AVAILABLE DATA START
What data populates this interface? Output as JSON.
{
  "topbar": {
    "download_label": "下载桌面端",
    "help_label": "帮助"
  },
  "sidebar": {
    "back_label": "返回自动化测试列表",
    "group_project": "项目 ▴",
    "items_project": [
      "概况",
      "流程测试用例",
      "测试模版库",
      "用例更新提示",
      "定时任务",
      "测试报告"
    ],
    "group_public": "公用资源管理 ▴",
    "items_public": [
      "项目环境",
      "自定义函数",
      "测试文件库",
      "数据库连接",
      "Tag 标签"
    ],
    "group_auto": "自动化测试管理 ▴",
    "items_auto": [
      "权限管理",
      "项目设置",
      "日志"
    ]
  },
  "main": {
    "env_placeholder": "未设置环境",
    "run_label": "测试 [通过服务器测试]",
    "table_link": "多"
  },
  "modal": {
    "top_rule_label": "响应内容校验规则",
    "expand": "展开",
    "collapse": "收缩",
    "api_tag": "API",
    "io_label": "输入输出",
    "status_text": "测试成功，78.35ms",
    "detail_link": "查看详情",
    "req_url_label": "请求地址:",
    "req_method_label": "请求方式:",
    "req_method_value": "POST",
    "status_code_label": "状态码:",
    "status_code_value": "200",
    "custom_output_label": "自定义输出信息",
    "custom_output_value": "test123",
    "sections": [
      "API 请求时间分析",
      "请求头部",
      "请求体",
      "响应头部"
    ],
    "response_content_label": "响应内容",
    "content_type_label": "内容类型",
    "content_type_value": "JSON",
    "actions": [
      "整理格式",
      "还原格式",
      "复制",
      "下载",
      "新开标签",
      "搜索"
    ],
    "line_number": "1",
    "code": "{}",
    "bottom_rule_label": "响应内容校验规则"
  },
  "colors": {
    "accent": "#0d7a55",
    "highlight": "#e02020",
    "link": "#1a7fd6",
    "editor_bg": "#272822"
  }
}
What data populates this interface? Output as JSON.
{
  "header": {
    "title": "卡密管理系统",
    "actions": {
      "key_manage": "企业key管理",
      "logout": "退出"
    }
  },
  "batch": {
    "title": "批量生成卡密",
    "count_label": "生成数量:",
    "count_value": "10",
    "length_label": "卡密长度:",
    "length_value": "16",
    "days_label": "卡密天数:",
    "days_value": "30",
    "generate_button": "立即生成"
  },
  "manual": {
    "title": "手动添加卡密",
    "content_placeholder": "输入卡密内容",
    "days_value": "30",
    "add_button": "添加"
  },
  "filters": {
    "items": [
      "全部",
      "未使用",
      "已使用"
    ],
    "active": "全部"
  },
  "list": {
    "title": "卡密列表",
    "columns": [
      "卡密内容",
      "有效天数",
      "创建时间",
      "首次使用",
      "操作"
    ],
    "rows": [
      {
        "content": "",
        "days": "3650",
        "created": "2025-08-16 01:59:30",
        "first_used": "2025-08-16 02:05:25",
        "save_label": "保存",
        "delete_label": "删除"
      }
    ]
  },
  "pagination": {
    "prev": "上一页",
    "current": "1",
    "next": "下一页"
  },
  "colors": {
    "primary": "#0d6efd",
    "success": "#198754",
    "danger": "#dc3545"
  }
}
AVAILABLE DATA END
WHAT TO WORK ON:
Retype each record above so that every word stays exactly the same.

EXERCISE RESULT:
What data populates this interface? Output as JSON.
{
  "topbar": {
    "download_label": "下载桌面端",
    "help_label": "帮助"
  },
  "sidebar": {
    "back_label": "返回自动化测试列表",
    "group_project": "项目 ▴",
    "items_project": [
      "概况",
      "流程测试用例",
      "测试模版库",
      "用例更新提示",
      "定时任务",
      "测试报告"
    ],
    "group_public": "公用资源管理 ▴",
    "items_public": [
      "项目环境",
      "自定义函数",
      "测试文件库",
      "数据库连接",
      "Tag 标签"
    ],
    "group_auto": "自动化测试管理 ▴",
    "items_auto": [
      "权限管理",
      "项目设置",
      "日志"
    ]
  },
  "main": {
    "env_placeholder": "未设置环境",
    "run_label": "测试 [通过服务器测试]",
    "table_link": "多"
  },
  "modal": {
    "top_rule_label": "响应内容校验规则",
    "expand": "展开",
    "collapse": "收缩",
    "api_tag": "API",
    "io_label": "输入输出",
    "status_text": "测试成功，78.35ms",
    "detail_link": "查看详情",
    "req_url_label": "请求地址:",
    "req_method_label": "请求方式:",
    "req_method_value": "POST",
    "status_code_label": "状态码:",
    "status_code_value": "200",
    "custom_output_label": "自定义输出信息",
    "custom_output_value": "test123",
    "sections": [
      "API 请求时间分析",
      "请求头部",
      "请求体",
      "响应头部"
    ],
    "response_content_label": "响应内容",
    "content_type_label": "内容类型",
    "content_type_value": "JSON",
    "actions": [
      "整理格式",
      "还原格式",
      "复制",
      "下载",
      "新开标签",
      "搜索"
    ],
    "line_number": "1",
    "code": "{}",
    "bottom_rule_label": "响应内容校验规则"
  },
  "colors": {
    "accent": "#0d7a55",
    "highlight": "#e02020",
    "link": "#1a7fd6",
    "editor_bg": "#272822"
  }
}
What data populates this interface? Output as JSON.
{
  "header": {
    "title": "卡密管理系统",
    "actions": {
      "key_manage": "企业key管理",
      "logout": "退出"
    }
  },
  "batch": {
    "title": "批量生成卡密",
    "count_label": "生成数量:",
    "count_value": "10",
    "length_label": "卡密长度:",
    "length_value": "16",
    "days_label": "卡密天数:",
    "days_value": "30",
    "generate_button": "立即生成"
  },
  "manual": {
    "title": "手动添加卡密",
    "content_placeholder": "输入卡密内容",
    "days_value": "30",
    "add_button": "添加"
  },
  "filters": {
    "items": [
      "全部",
      "未使用",
      "已使用"
    ],
    "active": "全部"
  },
  "list": {
    "title": "卡密列表",
    "columns": [
      "卡密内容",
      "有效天数",
      "创建时间",
      "首次使用",
      "操作"
    ],
    "rows": [
      {
        "content": "",
        "days": "3650",
        "created": "2025-08-16 01:59:30",
        "first_used": "2025-08-16 02:05:25",
        "save_label": "保存",
        "delete_label": "删除"
      }
    ]
  },
  "pagination": {
    "prev": "上一页",
    "current": "1",
    "next": "下一页"
  },
  "colors": {
    "primary": "#0d6efd",
    "success": "#198754",
    "danger": "#dc3545"
  }
}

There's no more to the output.